DOE/SPE Symposium on Improved Oil Recovery: 1981, 1984, 1987, 1994, 1996, 1998, 2000.
SPE Permian Basin Oil and Gas Recovery Conference: 1994, 1996, 1998, 2000, 2001.
Midland CO2 Conference: 1996, 1998, 1999, 2000.
SPE Gas Technology Symposium: 1998.
CO2 Oil Recovery Forum (Socorro, NM): 1996, 1997, 1998, 1999.
SPE 1998 European Forum Series: Oil Recovery by Gas Injection - From Design to Operation.
SPE 1993 Forum Series: Reservoir Fluids: Phase Behavior and Physical Properties.
American Chemical Society National meeting: 1985, 1988.
Gordon Conference on Fluid Flow in Porous Media: 1983.
Calorimetry Conference: 1978.
Innovations in CO2 Management & Sequestration (Santa Fe 1998).
Geological Storage of CO2, Monitoring & Verification (SMV) Technology (Washington D.C. 2001)
DOE Workshop on R&D Priorities for Carbon Sequestration (Washington D.C. 1999)
Society of Petroleum Engineers Annual Technical Conference and Exhibition: San Francisco, CA 1983, New Orleans, LA 1986, San Antonio, TX 1989, San Antonio, TX 1997.
SPE/DOE Symposium on Improved Oil Recovery (Tulsa, OK): 1994, 1996, 1998, 2000.
Gas Technology Symposium (Calgary, Canada): 1998.

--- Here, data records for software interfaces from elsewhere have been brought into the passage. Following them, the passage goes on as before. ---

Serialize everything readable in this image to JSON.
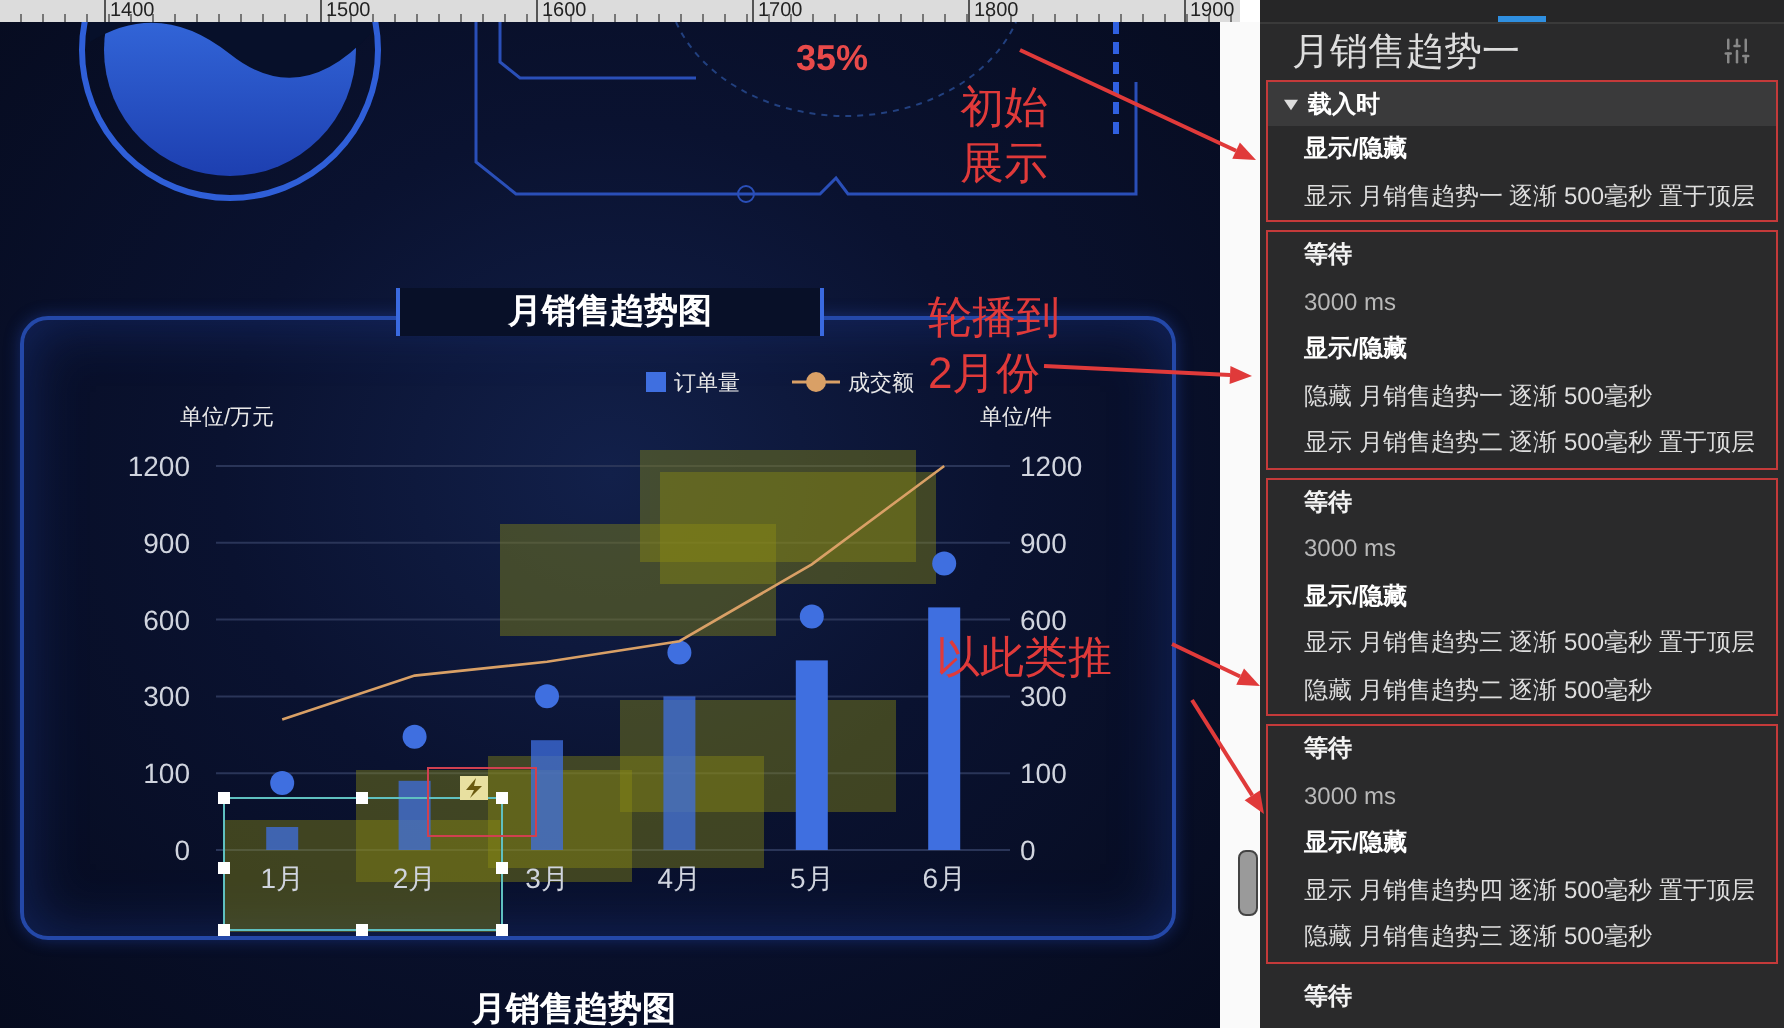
{
  "ruler": {
    "labels": [
      "1400",
      "1500",
      "1600",
      "1700",
      "1800",
      "1900"
    ]
  },
  "canvas": {
    "progress": {
      "value": "35%"
    },
    "chart": {
      "title": "月销售趋势图",
      "left_unit": "单位/万元",
      "right_unit": "单位/件",
      "legend": [
        {
          "name": "订单量",
          "kind": "bar",
          "color": "#3f6fe0"
        },
        {
          "name": "成交额",
          "kind": "line",
          "color": "#d9a066"
        }
      ],
      "y_labels": [
        "1200",
        "900",
        "600",
        "300",
        "100",
        "0"
      ],
      "y2_labels": [
        "1200",
        "900",
        "600",
        "300",
        "100",
        "0"
      ],
      "x_labels": [
        "1月",
        "2月",
        "3月",
        "4月",
        "5月",
        "6月"
      ]
    },
    "next_chart": {
      "title": "月销售趋势图"
    },
    "annotations": [
      {
        "text": "初始展示"
      },
      {
        "text": "轮播到2月份"
      },
      {
        "text": "以此类推"
      }
    ]
  },
  "panel": {
    "title": "月销售趋势一",
    "groups": [
      {
        "annotated": true,
        "trigger": {
          "label": "载入时",
          "expanded": true
        },
        "actions": [
          {
            "kind": "toggle",
            "title": "显示/隐藏",
            "lines": [
              "显示 月销售趋势一 逐渐 500毫秒 置于顶层"
            ]
          }
        ]
      },
      {
        "annotated": true,
        "actions": [
          {
            "kind": "wait",
            "title": "等待",
            "lines": [
              "3000 ms"
            ]
          },
          {
            "kind": "toggle",
            "title": "显示/隐藏",
            "lines": [
              "隐藏 月销售趋势一 逐渐 500毫秒",
              "显示 月销售趋势二 逐渐 500毫秒 置于顶层"
            ]
          }
        ]
      },
      {
        "annotated": true,
        "actions": [
          {
            "kind": "wait",
            "title": "等待",
            "lines": [
              "3000 ms"
            ]
          },
          {
            "kind": "toggle",
            "title": "显示/隐藏",
            "lines": [
              "显示 月销售趋势三 逐渐 500毫秒 置于顶层",
              "隐藏 月销售趋势二 逐渐 500毫秒"
            ]
          }
        ]
      },
      {
        "annotated": true,
        "actions": [
          {
            "kind": "wait",
            "title": "等待",
            "lines": [
              "3000 ms"
            ]
          },
          {
            "kind": "toggle",
            "title": "显示/隐藏",
            "lines": [
              "显示 月销售趋势四 逐渐 500毫秒 置于顶层",
              "隐藏 月销售趋势三 逐渐 500毫秒"
            ]
          }
        ]
      },
      {
        "annotated": false,
        "actions": [
          {
            "kind": "wait",
            "title": "等待"
          }
        ]
      }
    ]
  }
}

Permian Basin Oil and Gas Recovery Conference (Midland, TX): 1994, 1998, 2000.
Innovations in CO2 Management & Sequestration (Santa Fe 1998)
SPE 1998 European Forum Series: Oil Recovery by Gas Injection - From Design to Operation.
CO2 Conference (Midland, TX): 1996.
CO2 Oil Recovery Forum (Socorro, NM): 1996, 1997, 1998, 1999.
Gordon Conference on Fluid Flow in Porous Media (New Hampshire): 1983.
Calorimetry Conference (Logan, UT): 1978.
Others: Reservoir Characterization Workshop (Midland 2001), Maximizing Recovery 2001 (Houston 2001), SPE Roswell Section Meeting, SPE Gulf Coast Section CO2 Symposium, University of Oklahoma, Brigham Young University, Oklahoma State University, New Mexico Institute of Mining and Technology.
Other Relevant Activities
Society of Petroleum Engineer (SPE) TIC Section Director: North Central Oklahoma Section (1982-1985)
SPE Section Program Chairman: Roswell Section (1993-1994)
SPE Section Chairman: Roswell Section (1994-1995)
SPE Director Roswell Section (1995-1998)
SPE Section Membership Chairman: Roswell Section (1999-2000)
SPE/DOE Thirteenth Symposium on Improved Oil Recovery, Technical Program Chairman, 2002.
New Mexico Tech Institute Senate Nominating Committee (1994-1996)
New Mexico Tech Institute Senate Budget, Funding and Support Functions Committee (1994-1997) Chair (1995-1997)
New Mexico Tech Institute Senate Research and Development Committee (1999-2002)
Adjunct Professor of Petroleum Engineering at New Mexico Institute of Mining and Technology (1992-present)
American Chemical Society, Society of Petroleum Engineers, Sigma Xi.